Blowing out the candles on a birthday cake. Throwing the bouquet at a wedding. Handing out candy to trick-or-treaters. These are all familiar rituals to nearly everyone in the western world, whether you participate in them or not.
Rituals such as these are some of the ways we connect to each other in our culture. Even when you are in a crowd of people you have never met before, doing these kinds of things together can make you feel like a member of a group where everybody belongs.
Some rituals are very simple, like saying “good morning” when you see a co-worker at the start of the day. We do these little things all the time, almost without thinking about it.
But other rituals feel more important, and don’t come up nearly as often. Throwing a baby shower for a friend is something you might only do once or twice in your life.
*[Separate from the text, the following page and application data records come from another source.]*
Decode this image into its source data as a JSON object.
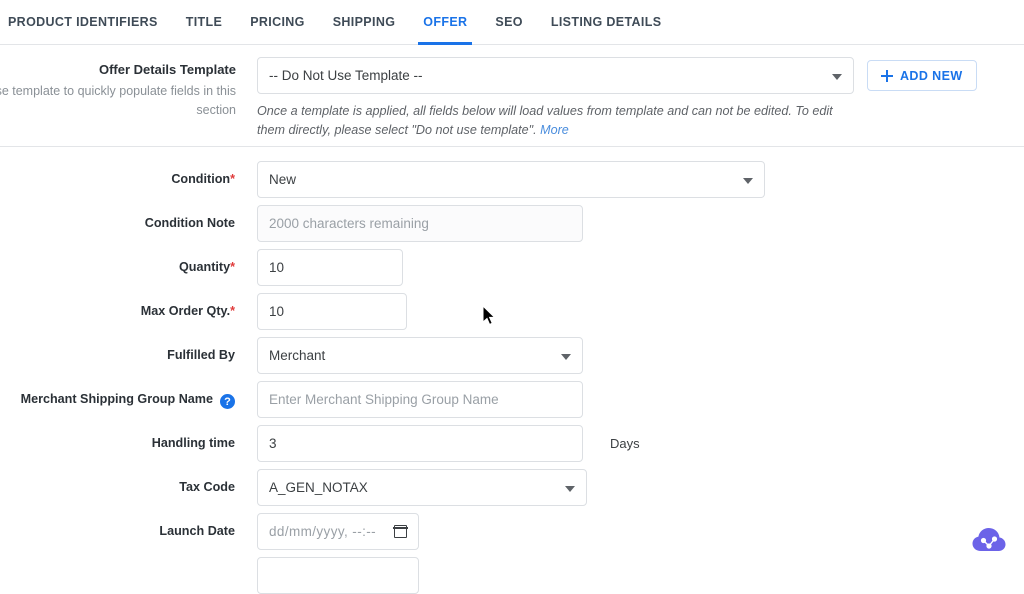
{
  "tabs": [
    {
      "label": "PRODUCT IDENTIFIERS",
      "active": false
    },
    {
      "label": "TITLE",
      "active": false
    },
    {
      "label": "PRICING",
      "active": false
    },
    {
      "label": "SHIPPING",
      "active": false
    },
    {
      "label": "OFFER",
      "active": true
    },
    {
      "label": "SEO",
      "active": false
    },
    {
      "label": "LISTING DETAILS",
      "active": false
    }
  ],
  "template": {
    "title": "Offer Details Template",
    "subtitle": "se template to quickly populate fields in this section",
    "select_value": "-- Do Not Use Template --",
    "add_new_label": "ADD NEW",
    "add_new_icon": "plus-icon",
    "note_text": "Once a template is applied, all fields below will load values from template and can not be edited. To edit them directly, please select \"Do not use template\".",
    "note_link": "More"
  },
  "form": {
    "condition": {
      "label": "Condition",
      "required": "*",
      "value": "New"
    },
    "condition_note": {
      "label": "Condition Note",
      "value": "",
      "placeholder": "2000 characters remaining"
    },
    "quantity": {
      "label": "Quantity",
      "required": "*",
      "value": "10"
    },
    "max_order_qty": {
      "label": "Max Order Qty.",
      "required": "*",
      "value": "10"
    },
    "fulfilled_by": {
      "label": "Fulfilled By",
      "value": "Merchant"
    },
    "merchant_shipping_group": {
      "label": "Merchant Shipping Group Name",
      "help_icon": "question-mark-icon",
      "help_glyph": "?",
      "value": "",
      "placeholder": "Enter Merchant Shipping Group Name"
    },
    "handling_time": {
      "label": "Handling time",
      "value": "3",
      "suffix": "Days"
    },
    "tax_code": {
      "label": "Tax Code",
      "value": "A_GEN_NOTAX"
    },
    "launch_date": {
      "label": "Launch Date",
      "value": "",
      "placeholder": "dd/mm/yyyy, --:--",
      "icon": "calendar-icon"
    }
  },
  "widget": {
    "icon": "cloud-icon",
    "color": "#6c63e8"
  },
  "colors": {
    "accent": "#1a73e8",
    "required": "#e03b3b",
    "border": "#dcdfe3",
    "text": "#3c4043",
    "muted": "#8a9096"
  }
}
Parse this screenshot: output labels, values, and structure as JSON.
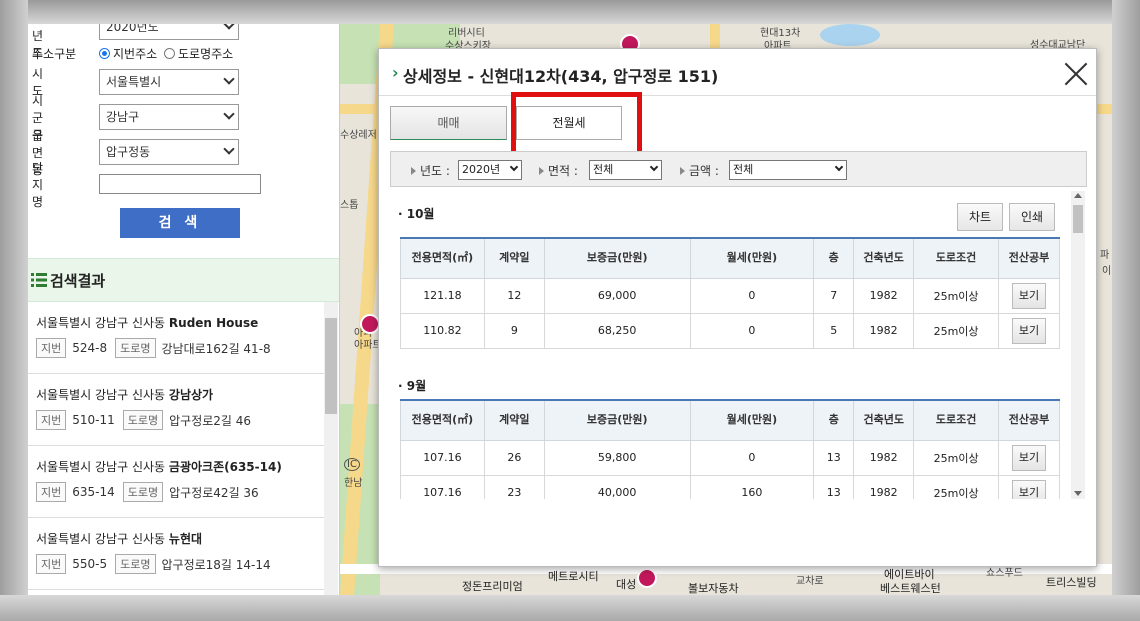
{
  "left_panel": {
    "year_label": "기준년도",
    "year_value": "2020년도",
    "address_type_label": "주소구분",
    "address_options": [
      "지번주소",
      "도로명주소"
    ],
    "sido_label": "시도",
    "sido_value": "서울특별시",
    "sigungu_label": "시군구",
    "sigungu_value": "강남구",
    "dong_label": "읍면동",
    "dong_value": "압구정동",
    "complex_label": "단지명",
    "complex_value": "",
    "search_button": "검 색",
    "results_title": "검색결과",
    "results": [
      {
        "address": "서울특별시 강남구 신사동",
        "name": "Ruden House",
        "jibun_tag": "지번",
        "jibun": "524-8",
        "road_tag": "도로명",
        "road": "강남대로162길 41-8"
      },
      {
        "address": "서울특별시 강남구 신사동",
        "name": "강남상가",
        "jibun_tag": "지번",
        "jibun": "510-11",
        "road_tag": "도로명",
        "road": "압구정로2길 46"
      },
      {
        "address": "서울특별시 강남구 신사동",
        "name": "금광아크존(635-14)",
        "jibun_tag": "지번",
        "jibun": "635-14",
        "road_tag": "도로명",
        "road": "압구정로42길 36"
      },
      {
        "address": "서울특별시 강남구 신사동",
        "name": "뉴현대",
        "jibun_tag": "지번",
        "jibun": "550-5",
        "road_tag": "도로명",
        "road": "압구정로18길 14-14"
      }
    ]
  },
  "map": {
    "labels": [
      "리버시티",
      "수상스키장",
      "현대13차",
      "아파트",
      "성수대교남단",
      "수상레저",
      "스톱",
      "아파",
      "아파트",
      "IC",
      "한남",
      "정돈프리미엄",
      "메트로시티",
      "대성",
      "볼보자동차",
      "에이트바이",
      "베스트웨스턴",
      "트리스빌딩",
      "쇼스푸드",
      "교차로",
      "파",
      "이"
    ]
  },
  "modal": {
    "title": "상세정보 - 신현대12차(434, 압구정로 151)",
    "tabs": [
      "매매",
      "전월세"
    ],
    "filters": {
      "year_label": "년도 :",
      "year_value": "2020년",
      "area_label": "면적 :",
      "area_value": "전체",
      "amount_label": "금액 :",
      "amount_value": "전체"
    },
    "chart_button": "차트",
    "print_button": "인쇄",
    "columns": [
      "전용면적(㎡)",
      "계약일",
      "보증금(만원)",
      "월세(만원)",
      "층",
      "건축년도",
      "도로조건",
      "전산공부"
    ],
    "sections": [
      {
        "month": "· 10월",
        "rows": [
          [
            "121.18",
            "12",
            "69,000",
            "0",
            "7",
            "1982",
            "25m이상",
            "보기"
          ],
          [
            "110.82",
            "9",
            "68,250",
            "0",
            "5",
            "1982",
            "25m이상",
            "보기"
          ]
        ]
      },
      {
        "month": "· 9월",
        "rows": [
          [
            "107.16",
            "26",
            "59,800",
            "0",
            "13",
            "1982",
            "25m이상",
            "보기"
          ],
          [
            "107.16",
            "23",
            "40,000",
            "160",
            "13",
            "1982",
            "25m이상",
            "보기"
          ]
        ]
      }
    ]
  }
}
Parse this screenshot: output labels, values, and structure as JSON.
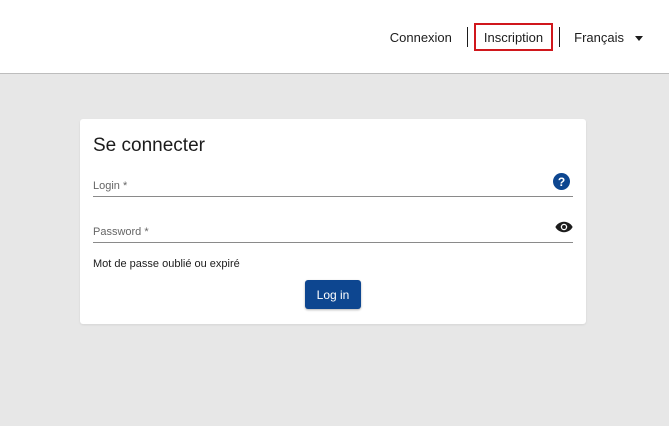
{
  "header": {
    "links": {
      "connexion": "Connexion",
      "inscription": "Inscription"
    },
    "language": "Français",
    "highlight_color": "#d0171c"
  },
  "login_card": {
    "title": "Se connecter",
    "login_label": "Login *",
    "password_label": "Password *",
    "help_icon": "question-mark-icon",
    "visibility_icon": "eye-icon",
    "forgot_link": "Mot de passe oublié ou expiré",
    "submit_label": "Log in",
    "accent_color": "#0d4690"
  }
}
Voting for a new President is something we do every four years. In the United Kingdom they recently went through the process of crowning a new monarch, which is an important ritual that had not been performed for over seven decades. These infrequent rituals are often the most powerful; because they happen so rarely, we usually make an effort to make sure what we are doing feels important.
Since we have so many well-known rituals for both large and small events in our lives, it seems strange that when it comes to death, many of us have no idea what to do. Over the course of the twentieth century, many of the death rituals that were common in the United States and Europe changed or went away… in some cases because they were religious traditions that people stopped connecting with; in some cases because we have fortunately been living longer and longer. Death became something people just didn’t encounter as much anymore, and dealing with it stopped being a habit.
In some ways, this is a good thing! It’s nice to think that people are living longer, healthier lives. But the fact of the matter is, no matter how long and healthy a person’s life is, it is going to end eventually.
When death touches a family, it is always going to cause sadness and stress. Knowing what to do—that is, having a plan—can lessen that stress, sometimes by a great deal. And the “plan” used to follow those well-known, traditional rituals. People knew what to do because it was the same thing they had always done before. But nowadays, either through choice or forgetfulness, people are not turning to those rituals the way they used to.
When it comes to handling death (or anything else), if you don’t have any rituals, or you don’t feel connected to any of the rituals you know, you don’t have to feel obligated to repeat any of them. Consider what might bring comfort to you and your family, whether through gathering, music, sharing food, reading spiritual messages, or all of the above.
And it’s never too early to start thinking about how you want to celebrate your loved ones, or how you’d like them to celebrate you. You don’t even have to wait until anybody dies! Some people now like to hold celebrations of life before they pass away so they can enjoy the fun and feel the love while they’re still around. If you get so excited about your plan that you really can’t wait, maybe just do it for a birthday party!
And if you don’t even know where to start, this is the kind of thing that death doulas love to help with, so don’t be shy about asking for ideas, or for help with developing an idea you already have. We love to celebrate people through every phase of life, and we are here for you.